The Day of the Dead folkloric tale is so full of traditions a little on the macabre side — graves, skeletons, souls rising from the dead to roam the streets — it might be easy to forget the most important part of it.
The Mexican holiday Day of the Dead, or Dia de los Muertos, is actually a seasonal celebration of life.
During the day, participants visit cemeteries and build ofrendas, or altars dedicated to their deceased loved ones, said Crystal Garcia, assistant director of Student Life at the University of Oklahoma and organizer of the annual celebration.
“It is literally like what we do for Memorial Day; we go to cemeteries and we put flowers on the grave,” she said. “Then we just kind of pay tribute to them. It’s that exact same thing — times 10.”

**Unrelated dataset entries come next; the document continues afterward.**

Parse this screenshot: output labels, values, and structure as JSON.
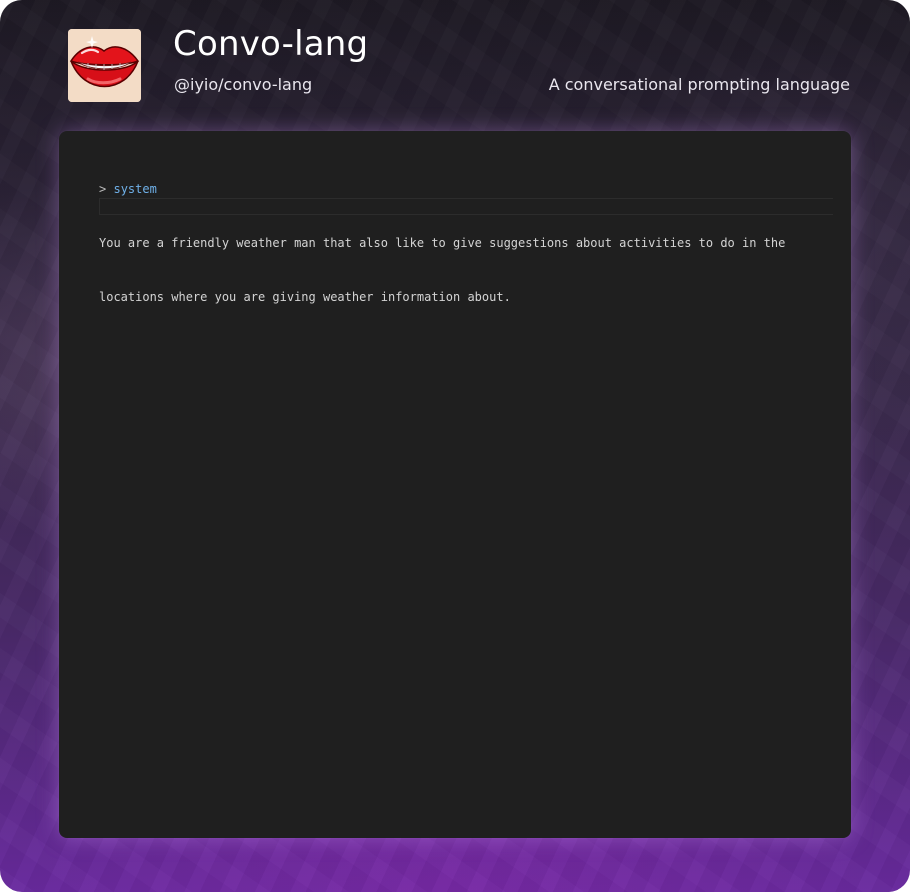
{
  "header": {
    "logo_icon": "red-lips-icon",
    "title": "Convo-lang",
    "handle": "@iyio/convo-lang",
    "tagline": "A conversational prompting language"
  },
  "editor": {
    "prompt_char": ">",
    "role": "system",
    "lines": [
      "You are a friendly weather man that also like to give suggestions about activities to do in the",
      "locations where you are giving weather information about."
    ]
  },
  "colors": {
    "editor_background": "#1f1f1f",
    "role_keyword": "#6fb0e8",
    "code_text": "#d4d4d4",
    "title_text": "#ffffff"
  }
}
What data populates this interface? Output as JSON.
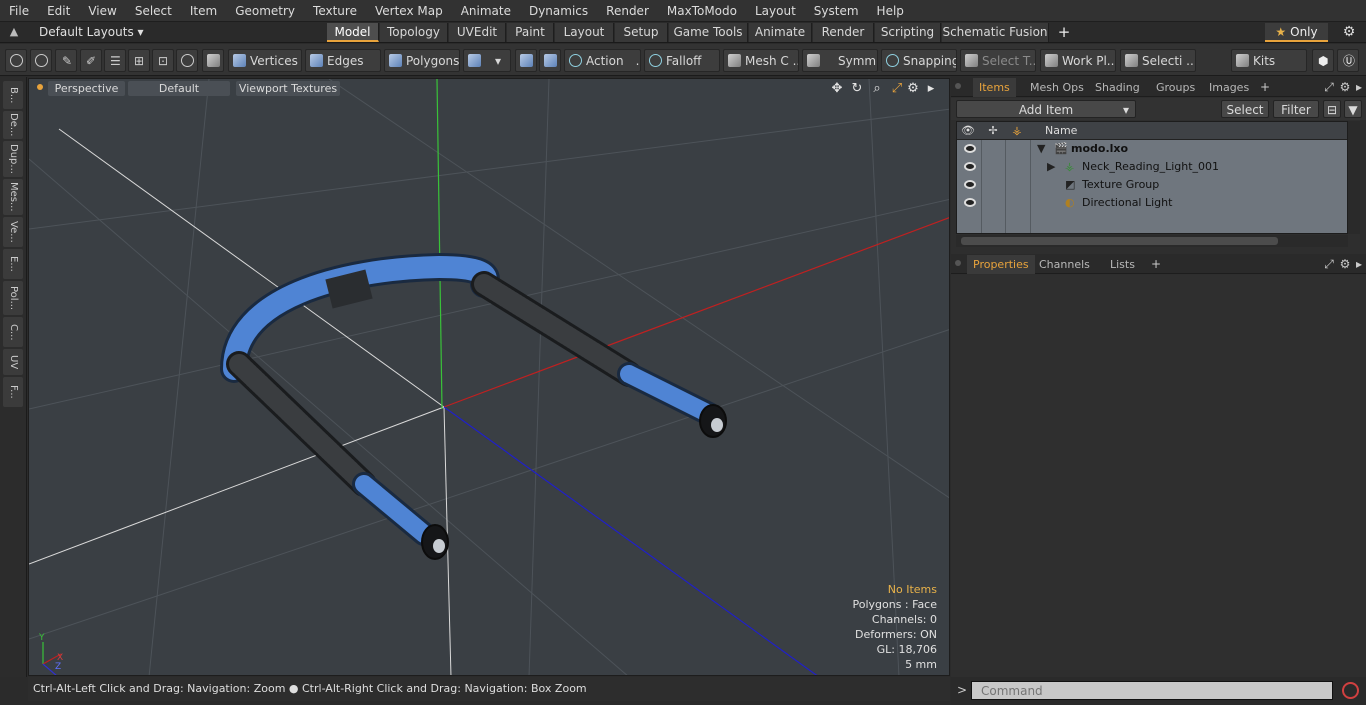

For the third year in a row, Garcia has worked to bring the rituals and the festival surrounding them to the University of Oklahoma campus to cap off Hispanic Heritage Month. OU students, faculty and staff as well as the public can participate in the event, held from 6-10 p.m. Oct. 31 at the Walker Adams Mall.

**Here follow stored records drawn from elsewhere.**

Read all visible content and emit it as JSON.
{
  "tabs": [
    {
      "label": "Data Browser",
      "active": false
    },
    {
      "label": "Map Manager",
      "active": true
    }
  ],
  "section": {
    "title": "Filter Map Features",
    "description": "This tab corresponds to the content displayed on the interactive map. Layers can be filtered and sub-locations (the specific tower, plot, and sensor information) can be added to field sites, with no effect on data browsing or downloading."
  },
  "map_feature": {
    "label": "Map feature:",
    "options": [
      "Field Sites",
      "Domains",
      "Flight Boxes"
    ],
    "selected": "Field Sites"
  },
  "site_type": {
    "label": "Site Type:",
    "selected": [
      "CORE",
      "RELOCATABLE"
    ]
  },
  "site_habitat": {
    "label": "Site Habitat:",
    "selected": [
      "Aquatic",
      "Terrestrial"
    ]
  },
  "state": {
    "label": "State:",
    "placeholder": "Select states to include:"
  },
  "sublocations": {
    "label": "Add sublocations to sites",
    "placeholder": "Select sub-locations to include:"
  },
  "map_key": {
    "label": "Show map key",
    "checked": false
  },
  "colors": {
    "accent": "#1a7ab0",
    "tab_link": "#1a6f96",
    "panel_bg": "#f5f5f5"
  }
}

What to expect
You’ll see costumes and dozens of faces painted to resemble calaveras, or the sugar skulls adorned with elaborate and colorful designs. Garcia said the face painting is one tradition OU carried over from the traditional Day of the Dead, in which people paint their faces to blend in with their loved ones who’ve risen from the grave.